Exercising jurisdiction over a case such as this, where neither the claim, nor the counterclaim satisfies the jurisdictional amount in controversy requirement, would not observe properly the limited jurisdiction that this Court is bound to respect, as is required by Rule 82 of the Federal Rules of Civil Procedure. It is a rare occasion when a plaintiff brings a diversity suit in federal court that does not itself satisfy the jurisdictional amount in controversy requirement in the hopes that the defendant, rather than moving to dismiss on jurisdictional grounds, will counterclaim against the plaintiff in an amount that will meet the requisite amount in controversy. See Wright, Miller & Cooper, Federal Practice and Procedure: Jurisdiction 3d § 3706, n. 17.

In the context of cases reaching this Court by removal, as here, the majority of courts decline to permit the defendant's counterclaim to be considered in determining *321 the amount in controversy.
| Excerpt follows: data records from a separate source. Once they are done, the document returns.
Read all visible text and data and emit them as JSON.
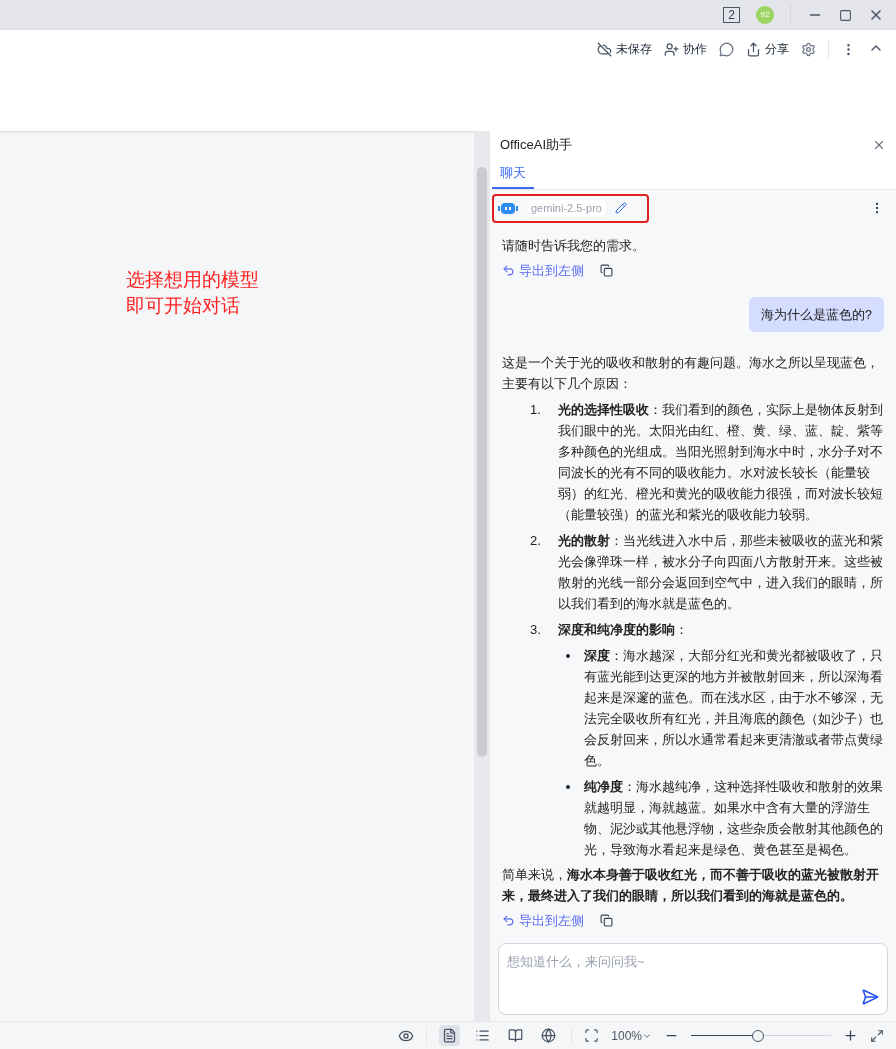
{
  "title_bar": {
    "window_count": "2",
    "avatar": "92"
  },
  "toolbar": {
    "items": [
      {
        "kind": "cloud",
        "label": "未保存"
      },
      {
        "kind": "user",
        "label": "协作"
      },
      {
        "kind": "comment"
      },
      {
        "kind": "share",
        "label": "分享"
      },
      {
        "kind": "gear"
      }
    ]
  },
  "document": {
    "annotation": [
      "选择想用的模型",
      "即可开始对话"
    ]
  },
  "panel": {
    "title": "OfficeAI助手",
    "tabs": [
      {
        "label": "聊天",
        "selected": true
      }
    ],
    "model": {
      "name": "gemini-2.5-pro"
    },
    "messages": [
      {
        "kind": "reply",
        "paragraphs": [
          "请随时告诉我您的需求。"
        ],
        "export": "导出到左侧"
      },
      {
        "kind": "question",
        "text": "海为什么是蓝色的?"
      },
      {
        "kind": "reply",
        "paragraphs": [
          "这是一个关于光的吸收和散射的有趣问题。海水之所以呈现蓝色，主要有以下几个原因："
        ],
        "list": [
          {
            "num": "1.",
            "text": "**光的选择性吸收**：我们看到的颜色，实际上是物体反射到我们眼中的光。太阳光由红、橙、黄、绿、蓝、靛、紫等多种颜色的光组成。当阳光照射到海水中时，水分子对不同波长的光有不同的吸收能力。水对波长较长（能量较弱）的红光、橙光和黄光的吸收能力很强，而对波长较短（能量较强）的蓝光和紫光的吸收能力较弱。"
          },
          {
            "num": "2.",
            "text": "**光的散射**：当光线进入水中后，那些未被吸收的蓝光和紫光会像弹珠一样，被水分子向四面八方散射开来。这些被散射的光线一部分会返回到空气中，进入我们的眼睛，所以我们看到的海水就是蓝色的。"
          },
          {
            "num": "3.",
            "text": "**深度和纯净度的影响**：",
            "bullets": [
              "**深度**：海水越深，大部分红光和黄光都被吸收了，只有蓝光能到达更深的地方并被散射回来，所以深海看起来是深邃的蓝色。而在浅水区，由于水不够深，无法完全吸收所有红光，并且海底的颜色（如沙子）也会反射回来，所以水通常看起来更清澈或者带点黄绿色。",
              "**纯净度**：海水越纯净，这种选择性吸收和散射的效果就越明显，海就越蓝。如果水中含有大量的浮游生物、泥沙或其他悬浮物，这些杂质会散射其他颜色的光，导致海水看起来是绿色、黄色甚至是褐色。"
            ]
          }
        ],
        "summary": "简单来说，**海水本身善于吸收红光，而不善于吸收的蓝光被散射开来，最终进入了我们的眼睛，所以我们看到的海就是蓝色的。**",
        "export": "导出到左侧"
      }
    ],
    "input": {
      "placeholder": "想知道什么，来问问我~"
    }
  },
  "status_bar": {
    "views": [
      {
        "kind": "page",
        "selected": true
      },
      {
        "kind": "outline",
        "selected": false
      },
      {
        "kind": "book",
        "selected": false
      },
      {
        "kind": "web",
        "selected": false
      }
    ],
    "zoom": "100%",
    "zoom_slider": {
      "level": 0.48
    }
  }
}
See Wright, Miller & Cooper, Federal Practice and Procedure: Jurisdiction 3d § 3706, n. 43; see also St. Paul Mercury Indemnity Co. v. Red Cab Co., 303 U.S. 283, 294, 58 S. Ct. 586, 82 L. Ed. 845 (1938) ("If [plaintiff] does not desire to try his case in the federal court he may resort to the expedient of suing for less than the jurisdictional amount, and though he would be justly entitled to more, the defendant cannot remove"); Spectacor Mgmt. Group v. Brown, 131 F.3d 120, 125-26 (3rd Cir.1997) (distinguishing the removed case from the case originally filed in federal court); Video Connection of America, Inc. v. Priority Concepts, Inc., et. al., 625 F. Supp. 1549, 1551 (S.D.N.Y.1986) (Kram, J.) (in a removed case, the counterclaim does not affect the amount in controversy); Coditron Corporation v. AFA Protective Systems, Inc., 392 F. Supp. 158, 161 (S.D.N.Y.1975) (Pollack, J.); Al-Cast Mold & Pattern, Inc. v. Perception, Inc., 52 F. Supp. 2d 1081 (D.Minn.1999) (Rosenbaum, J.) (the amount in controversy should be ascertained solely from the face of the plaintiff's complaint). Distinguishing the case where the court is determining whether to consider counterclaims in evaluating the amount in controversy in a case originally filed in federal court, as opposed to the case removed to federal court, the Third Circuit noted that "removal is governed by considerations inapplicable to cases involving the exercise of original jurisdiction," and the majority of cases adopt the position that inclusion of counterclaims should not be permitted in the removal context. Spectacor Mgmt. Group, 131 F.3d at 125-26. This position is consistent with the governing proposition adopted by the Supreme Court in Shamrock Oil Corp. v. Sheets, 313 U.S. 100, 107-09, 61 S. Ct. 868, 85 L. Ed. 1214 (1941), when it noted that removal is statutory and not constitutional and that removal jurisdiction must be narrowly construed in favor of the non-removing party to prevent encroachment on the right of state courts to decide cases properly before them.

For the foregoing reasons, this Court concludes that it is inappropriate in a removed case to consider the amount of Defendant's counterclaim in assessing the amount in controversy for jurisdictional purposes. Plaintiffs claim for $75,000 fails to satisfy the jurisdictional amount in controversy requirement for diversity cases, as set forth in Section 1332(a) of Title 28, United States Code. Accordingly, the case is remanded to the Supreme Court of the State of New York, County of Westchester.

SO ORDERED.

NOTES

[1] There is complete diversity of citizenship. Plaintiff is a citizen of the State of New York. Defendant is a corporation organized under the laws of the State of Nevada, with its principal place of business in El Segundo, California.

[2] The jurisdictional amount in controversy requirement for diversity subject matter jurisdiction at that time was $10,000.